Neither do the management team have the tactical nous to guide their apprentice charges through the minefield that is the Coca-Cola Championship. Saturday's game highlighted once again an inability to assess and respond accordingly to the weaknesses on the pitch.

We know that width is paramount in this league, yet from the off the decision to play a natural left-footer on the right wing and vice-versa contributed to a congested forward line and crowded box. Crosses were easily dealt with, being delivered not from the bye-line but the apex of the penalty area. Forwards, while willing, rarely received the ball unless with their back to goal and only some spirited dribbling presented real goal-scoring opportunities.

But the midfield was lost from the off, with neither Surman nor Schneiderlin effective in tackling, holding or breaking up play. They appeared to be playing as inside right and left, with no-one in a gaping hole through the centre of the pitch.

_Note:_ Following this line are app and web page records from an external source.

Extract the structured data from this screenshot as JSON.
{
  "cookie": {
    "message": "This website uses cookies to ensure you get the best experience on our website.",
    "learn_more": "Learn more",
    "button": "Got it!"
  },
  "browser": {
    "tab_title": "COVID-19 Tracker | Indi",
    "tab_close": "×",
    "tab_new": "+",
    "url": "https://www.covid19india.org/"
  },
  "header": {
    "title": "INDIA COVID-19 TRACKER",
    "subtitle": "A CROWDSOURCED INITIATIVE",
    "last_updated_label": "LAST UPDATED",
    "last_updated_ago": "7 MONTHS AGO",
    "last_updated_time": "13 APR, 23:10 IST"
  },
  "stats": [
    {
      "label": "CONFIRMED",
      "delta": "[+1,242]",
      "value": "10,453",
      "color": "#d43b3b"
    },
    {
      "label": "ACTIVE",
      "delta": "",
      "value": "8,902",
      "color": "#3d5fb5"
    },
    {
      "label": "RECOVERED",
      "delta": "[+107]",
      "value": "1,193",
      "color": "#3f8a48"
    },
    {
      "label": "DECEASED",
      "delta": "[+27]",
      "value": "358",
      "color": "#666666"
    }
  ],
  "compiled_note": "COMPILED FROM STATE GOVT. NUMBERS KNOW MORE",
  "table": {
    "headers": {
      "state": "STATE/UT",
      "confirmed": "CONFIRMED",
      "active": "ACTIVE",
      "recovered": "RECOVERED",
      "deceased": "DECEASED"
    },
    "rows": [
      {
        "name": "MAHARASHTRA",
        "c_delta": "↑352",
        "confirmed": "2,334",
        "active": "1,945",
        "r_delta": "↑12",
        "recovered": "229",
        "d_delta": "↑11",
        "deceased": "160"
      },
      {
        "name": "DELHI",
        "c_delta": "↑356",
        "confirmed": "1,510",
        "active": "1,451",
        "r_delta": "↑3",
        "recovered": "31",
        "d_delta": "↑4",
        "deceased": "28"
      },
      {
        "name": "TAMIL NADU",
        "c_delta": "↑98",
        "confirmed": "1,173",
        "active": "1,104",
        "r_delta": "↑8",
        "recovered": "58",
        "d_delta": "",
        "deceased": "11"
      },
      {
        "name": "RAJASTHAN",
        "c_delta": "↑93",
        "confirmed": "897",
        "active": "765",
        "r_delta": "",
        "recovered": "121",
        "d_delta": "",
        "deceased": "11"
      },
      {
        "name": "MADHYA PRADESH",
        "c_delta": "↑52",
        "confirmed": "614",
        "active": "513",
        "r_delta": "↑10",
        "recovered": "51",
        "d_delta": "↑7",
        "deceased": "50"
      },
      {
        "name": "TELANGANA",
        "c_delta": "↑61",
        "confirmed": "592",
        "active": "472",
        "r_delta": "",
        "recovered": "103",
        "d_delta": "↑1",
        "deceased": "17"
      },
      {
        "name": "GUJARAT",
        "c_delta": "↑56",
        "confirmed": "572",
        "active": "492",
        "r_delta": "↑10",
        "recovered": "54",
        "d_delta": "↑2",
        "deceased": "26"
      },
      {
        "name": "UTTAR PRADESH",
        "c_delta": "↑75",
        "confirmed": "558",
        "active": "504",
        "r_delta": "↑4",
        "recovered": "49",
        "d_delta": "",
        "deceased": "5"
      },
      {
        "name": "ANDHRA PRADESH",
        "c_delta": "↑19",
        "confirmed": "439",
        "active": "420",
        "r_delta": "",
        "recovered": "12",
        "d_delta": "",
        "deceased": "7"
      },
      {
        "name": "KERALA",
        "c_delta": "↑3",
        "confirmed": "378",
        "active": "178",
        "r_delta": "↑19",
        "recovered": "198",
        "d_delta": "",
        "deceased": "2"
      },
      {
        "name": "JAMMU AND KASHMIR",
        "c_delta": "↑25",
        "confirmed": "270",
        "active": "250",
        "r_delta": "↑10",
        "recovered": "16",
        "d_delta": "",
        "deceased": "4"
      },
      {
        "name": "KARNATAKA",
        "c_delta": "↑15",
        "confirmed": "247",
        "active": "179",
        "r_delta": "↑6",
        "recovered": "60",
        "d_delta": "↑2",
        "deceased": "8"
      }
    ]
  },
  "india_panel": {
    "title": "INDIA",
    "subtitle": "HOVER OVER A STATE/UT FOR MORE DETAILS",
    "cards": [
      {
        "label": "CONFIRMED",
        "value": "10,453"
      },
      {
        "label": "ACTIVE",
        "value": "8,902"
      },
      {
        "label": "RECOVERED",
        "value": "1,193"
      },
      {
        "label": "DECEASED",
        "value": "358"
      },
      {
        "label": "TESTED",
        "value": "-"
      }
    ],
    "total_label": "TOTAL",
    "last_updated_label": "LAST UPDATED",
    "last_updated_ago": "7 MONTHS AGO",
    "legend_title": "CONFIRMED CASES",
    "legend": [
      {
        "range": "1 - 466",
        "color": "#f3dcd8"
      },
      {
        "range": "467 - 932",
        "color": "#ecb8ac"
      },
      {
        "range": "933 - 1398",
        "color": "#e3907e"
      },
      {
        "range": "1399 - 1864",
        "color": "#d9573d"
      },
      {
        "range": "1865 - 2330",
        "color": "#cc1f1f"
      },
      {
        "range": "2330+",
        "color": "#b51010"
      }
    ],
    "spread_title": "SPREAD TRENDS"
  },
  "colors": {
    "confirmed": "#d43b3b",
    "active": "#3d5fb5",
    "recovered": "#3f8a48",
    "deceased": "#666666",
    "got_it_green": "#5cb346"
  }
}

Again, this formation and selection contributed to a weakness through the spine of the team that was exploited just a minute after half-time. The resultant gamble on a three-man defence, and introduction of two more twinkle-toed attackers with precious little end-product was, for me, the straw that snapped the camel's back as easily as the spine of our near-invertebrate team.

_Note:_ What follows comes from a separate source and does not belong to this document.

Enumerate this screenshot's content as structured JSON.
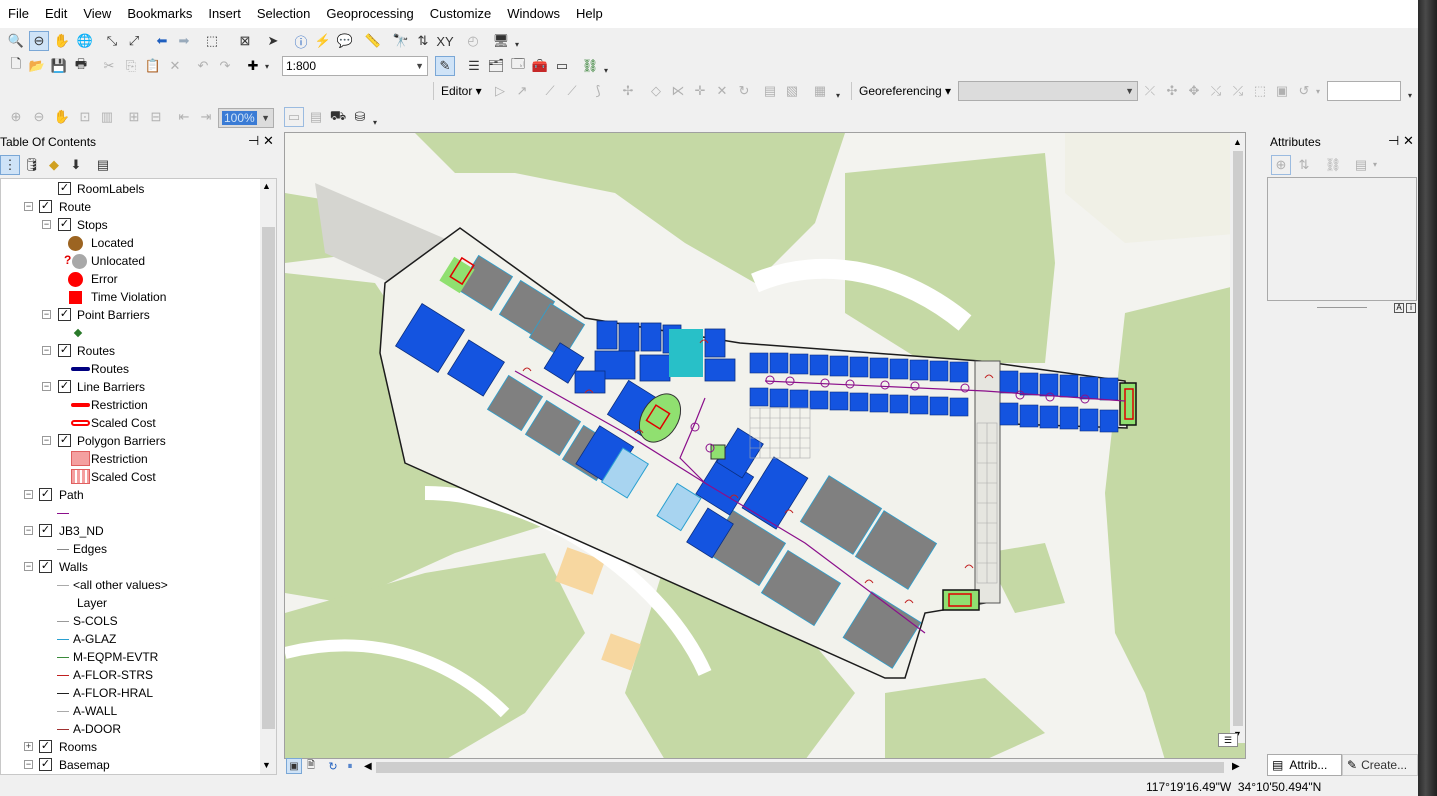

This move, like that of Rupert Lowe in establishing the Dutch training ethos, was not a considered gamble. It was a desperate bet from a man with nothing left, whose pockets of resolution are empty and whose cupboard of experience is bare.

It is something, as a punter myself, that is all too familiar. Down to your last tenner, enough for your train fare, you risk all in a make-or-break wager to recoup your entire losses. You stare down the favourite and plump for a wild outsider through necessity; the inevitable result? You walk home.

And walking is something that both Lowe and Poortvliet must now focus on.

If Southampton FC is to remain a Championship Club, both the Chairman and Coach must collect what precious chips they have left and vacate the club immediately, for both have been exposed as a busted flush.

And while it is impossible not to have sympathy with the earnest and decent Poortvliet who is a simple symptom of the 'Peter Principle', there can be no such feeling for Lowe, who brought this disastrous result about through the effective sacking of Nigel Pearson.

The coaching and tactical management of the side has been exposed as inadequate time and again this season, while our previous manager sits proudly at the top of the league below us, no doubt too decent to take any satisfaction from swapping places with the club he saved, only to be hounded out of office.

But neither the egotistical Lowe, whose arrogance at the recent AGM rendered him a candidate for the lunatic fringe he once condemned, or the humble but stoic Poortvliet will go of their own volition. So the shareholders must move to remove them both.

And, they must employ forthwith a manager with the experience to utilise the current squad to avoid relegation and then inevitable administration. Perhaps with two weeks of the transfer window remaining, there might even be time to sacrifice some of the more expendable young talent for survival? A dire situation, but needs must.

There is no chance on current form of survival without change.

Fans fighting fans is just the start. Soon the ground will be empty bar all but season ticket holders whose revenue is already spent. And corporate hospitality will be reduced to those who couldn't afford seats at Amir Khan's next bout.

No, the shareholders must act. And now.

Failure to do so can only result in one possible outcome and if the shareholders cannot see this, then they truly are playing with the big blinds.